__Data provided__.
#####

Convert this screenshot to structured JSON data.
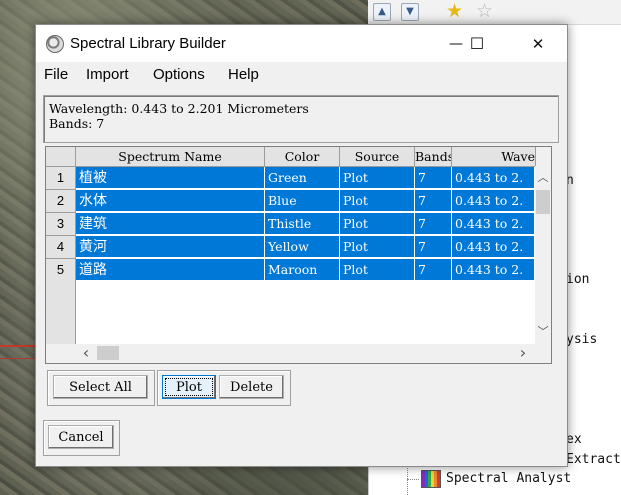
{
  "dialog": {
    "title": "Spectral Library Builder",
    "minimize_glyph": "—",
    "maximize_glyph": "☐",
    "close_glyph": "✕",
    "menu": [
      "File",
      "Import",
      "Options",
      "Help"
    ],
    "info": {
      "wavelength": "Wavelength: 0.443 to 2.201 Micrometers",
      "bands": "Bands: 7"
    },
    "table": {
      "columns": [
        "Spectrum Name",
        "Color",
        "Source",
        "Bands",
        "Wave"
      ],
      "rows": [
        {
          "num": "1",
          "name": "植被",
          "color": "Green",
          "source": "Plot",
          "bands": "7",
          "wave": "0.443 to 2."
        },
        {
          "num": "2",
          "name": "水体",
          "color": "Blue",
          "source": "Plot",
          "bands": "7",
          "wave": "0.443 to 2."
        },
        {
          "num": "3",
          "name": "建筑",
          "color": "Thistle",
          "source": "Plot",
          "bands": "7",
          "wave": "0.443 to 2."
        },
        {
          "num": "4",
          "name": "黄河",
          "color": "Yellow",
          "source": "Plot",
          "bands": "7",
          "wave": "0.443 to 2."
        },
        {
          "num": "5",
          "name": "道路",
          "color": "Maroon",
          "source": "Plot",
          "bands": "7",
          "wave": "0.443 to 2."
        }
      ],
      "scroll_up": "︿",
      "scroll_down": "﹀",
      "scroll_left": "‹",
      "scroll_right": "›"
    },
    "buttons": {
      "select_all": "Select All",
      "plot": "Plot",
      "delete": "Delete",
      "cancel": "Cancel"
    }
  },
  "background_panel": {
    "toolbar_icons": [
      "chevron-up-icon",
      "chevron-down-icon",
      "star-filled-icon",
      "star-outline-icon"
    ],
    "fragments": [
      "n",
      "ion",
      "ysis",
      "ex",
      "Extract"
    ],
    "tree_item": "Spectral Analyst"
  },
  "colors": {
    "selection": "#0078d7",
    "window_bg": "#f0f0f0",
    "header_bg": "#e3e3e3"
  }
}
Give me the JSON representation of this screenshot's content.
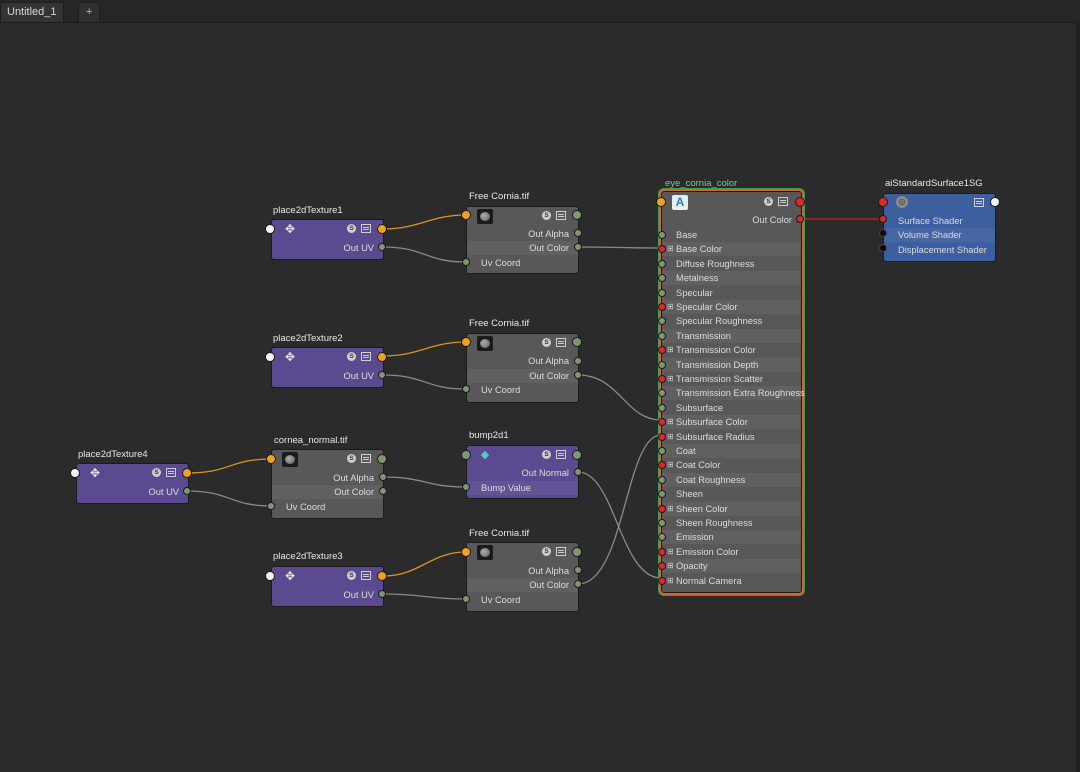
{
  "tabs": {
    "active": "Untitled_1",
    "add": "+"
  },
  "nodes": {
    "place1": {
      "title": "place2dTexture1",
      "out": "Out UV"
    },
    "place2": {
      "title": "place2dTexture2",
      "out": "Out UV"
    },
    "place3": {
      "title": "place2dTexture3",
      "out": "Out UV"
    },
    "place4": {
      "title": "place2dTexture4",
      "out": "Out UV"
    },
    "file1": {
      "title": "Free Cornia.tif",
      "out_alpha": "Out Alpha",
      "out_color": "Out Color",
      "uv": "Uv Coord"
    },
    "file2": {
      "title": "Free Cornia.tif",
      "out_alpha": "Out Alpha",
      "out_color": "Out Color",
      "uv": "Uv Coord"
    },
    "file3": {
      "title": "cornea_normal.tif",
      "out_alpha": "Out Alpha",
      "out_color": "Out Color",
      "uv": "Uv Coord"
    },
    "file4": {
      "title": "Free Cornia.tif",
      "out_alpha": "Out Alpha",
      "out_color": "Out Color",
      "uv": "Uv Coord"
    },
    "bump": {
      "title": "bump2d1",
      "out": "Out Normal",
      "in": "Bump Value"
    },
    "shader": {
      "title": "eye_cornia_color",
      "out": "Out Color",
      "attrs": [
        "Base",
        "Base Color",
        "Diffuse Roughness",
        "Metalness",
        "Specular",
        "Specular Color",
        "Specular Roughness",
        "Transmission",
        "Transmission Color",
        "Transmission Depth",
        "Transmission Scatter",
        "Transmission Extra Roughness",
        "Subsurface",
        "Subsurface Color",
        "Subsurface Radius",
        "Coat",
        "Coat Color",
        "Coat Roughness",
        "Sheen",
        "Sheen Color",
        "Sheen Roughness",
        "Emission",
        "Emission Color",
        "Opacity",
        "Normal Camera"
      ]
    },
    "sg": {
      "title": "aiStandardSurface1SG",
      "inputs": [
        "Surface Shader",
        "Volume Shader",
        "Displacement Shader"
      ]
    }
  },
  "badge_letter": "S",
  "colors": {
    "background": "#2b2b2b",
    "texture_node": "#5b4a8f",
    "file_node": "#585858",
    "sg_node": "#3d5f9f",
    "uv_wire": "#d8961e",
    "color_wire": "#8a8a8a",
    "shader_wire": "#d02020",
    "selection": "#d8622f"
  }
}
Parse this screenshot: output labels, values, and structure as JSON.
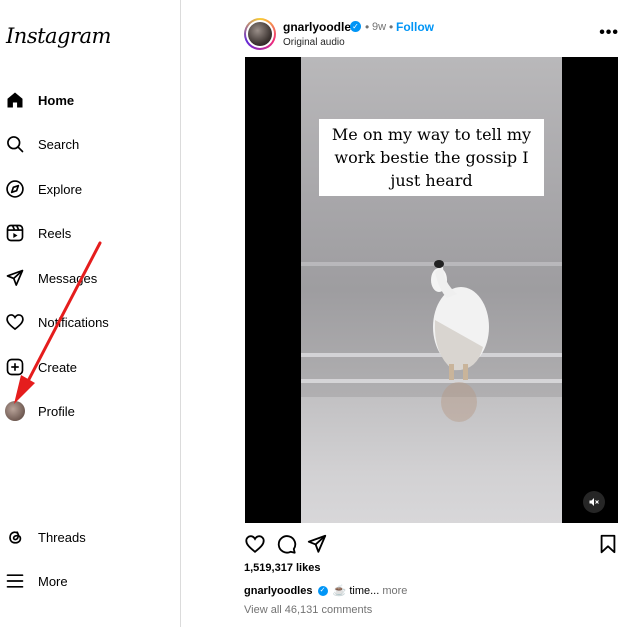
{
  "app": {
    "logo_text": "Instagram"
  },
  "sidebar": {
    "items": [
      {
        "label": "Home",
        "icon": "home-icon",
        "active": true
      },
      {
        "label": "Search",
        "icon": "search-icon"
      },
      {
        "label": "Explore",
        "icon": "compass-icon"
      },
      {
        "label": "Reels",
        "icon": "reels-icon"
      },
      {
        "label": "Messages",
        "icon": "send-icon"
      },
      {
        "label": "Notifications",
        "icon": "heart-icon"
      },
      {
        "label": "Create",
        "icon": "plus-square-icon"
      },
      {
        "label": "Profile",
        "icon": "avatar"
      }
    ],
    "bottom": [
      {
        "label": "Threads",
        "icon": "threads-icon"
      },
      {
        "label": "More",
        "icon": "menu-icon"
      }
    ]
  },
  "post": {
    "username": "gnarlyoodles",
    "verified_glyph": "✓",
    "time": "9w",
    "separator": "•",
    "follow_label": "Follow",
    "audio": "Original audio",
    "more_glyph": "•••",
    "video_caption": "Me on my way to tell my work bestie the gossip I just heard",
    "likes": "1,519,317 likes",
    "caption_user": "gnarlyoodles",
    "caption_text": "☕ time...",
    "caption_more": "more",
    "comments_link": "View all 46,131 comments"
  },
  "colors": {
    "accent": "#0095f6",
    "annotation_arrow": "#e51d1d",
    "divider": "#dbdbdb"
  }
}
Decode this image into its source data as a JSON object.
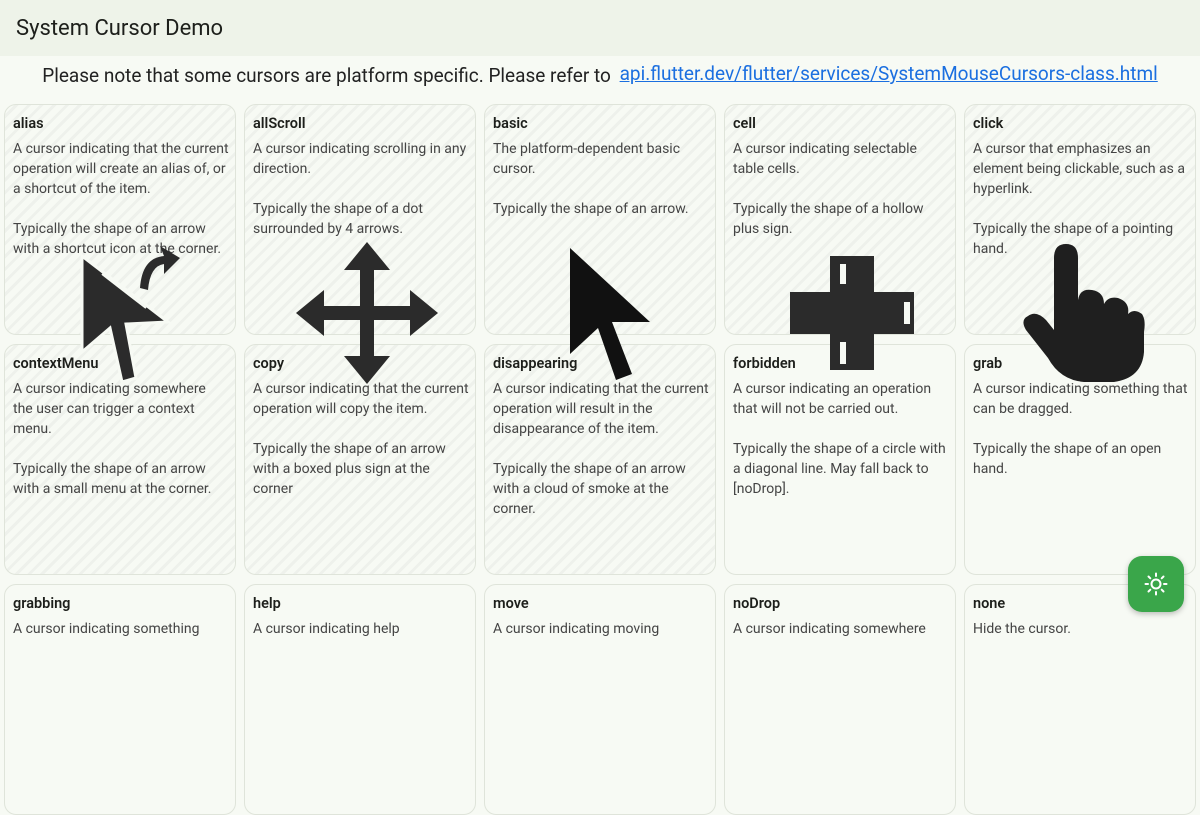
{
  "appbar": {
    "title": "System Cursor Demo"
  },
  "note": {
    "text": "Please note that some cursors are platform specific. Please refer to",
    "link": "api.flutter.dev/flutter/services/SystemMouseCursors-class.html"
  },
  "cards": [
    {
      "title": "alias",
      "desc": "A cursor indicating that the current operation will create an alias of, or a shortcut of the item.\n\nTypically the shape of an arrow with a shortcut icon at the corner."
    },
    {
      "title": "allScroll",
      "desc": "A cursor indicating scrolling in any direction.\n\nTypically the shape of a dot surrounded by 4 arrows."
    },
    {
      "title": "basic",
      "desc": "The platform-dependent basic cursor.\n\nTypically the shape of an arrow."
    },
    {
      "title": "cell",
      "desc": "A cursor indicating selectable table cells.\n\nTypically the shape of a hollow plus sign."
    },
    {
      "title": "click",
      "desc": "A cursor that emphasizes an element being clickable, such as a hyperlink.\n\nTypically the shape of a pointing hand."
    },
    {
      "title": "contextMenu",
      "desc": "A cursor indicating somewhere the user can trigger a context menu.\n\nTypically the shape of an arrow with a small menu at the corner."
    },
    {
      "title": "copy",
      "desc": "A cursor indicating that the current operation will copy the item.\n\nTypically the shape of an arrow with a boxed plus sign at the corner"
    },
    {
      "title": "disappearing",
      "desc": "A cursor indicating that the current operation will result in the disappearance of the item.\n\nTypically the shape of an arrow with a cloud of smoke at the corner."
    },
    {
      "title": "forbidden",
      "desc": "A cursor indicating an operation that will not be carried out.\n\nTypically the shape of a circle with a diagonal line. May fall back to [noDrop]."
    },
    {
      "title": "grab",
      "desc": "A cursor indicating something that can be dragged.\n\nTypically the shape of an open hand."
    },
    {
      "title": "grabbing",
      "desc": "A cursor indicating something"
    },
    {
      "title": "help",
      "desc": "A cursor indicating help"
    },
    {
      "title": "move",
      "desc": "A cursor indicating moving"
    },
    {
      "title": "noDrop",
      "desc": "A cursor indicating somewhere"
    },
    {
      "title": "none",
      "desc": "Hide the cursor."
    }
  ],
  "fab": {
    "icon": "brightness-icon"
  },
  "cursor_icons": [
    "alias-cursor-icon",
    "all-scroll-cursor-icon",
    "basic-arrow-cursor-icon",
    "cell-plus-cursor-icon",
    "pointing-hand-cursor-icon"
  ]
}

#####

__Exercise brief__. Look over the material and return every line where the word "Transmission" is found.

__Written reply__.
        "Transmission",
        "Transmission Color",
        "Transmission Depth",
        "Transmission Scatter",
        "Transmission Extra Roughness",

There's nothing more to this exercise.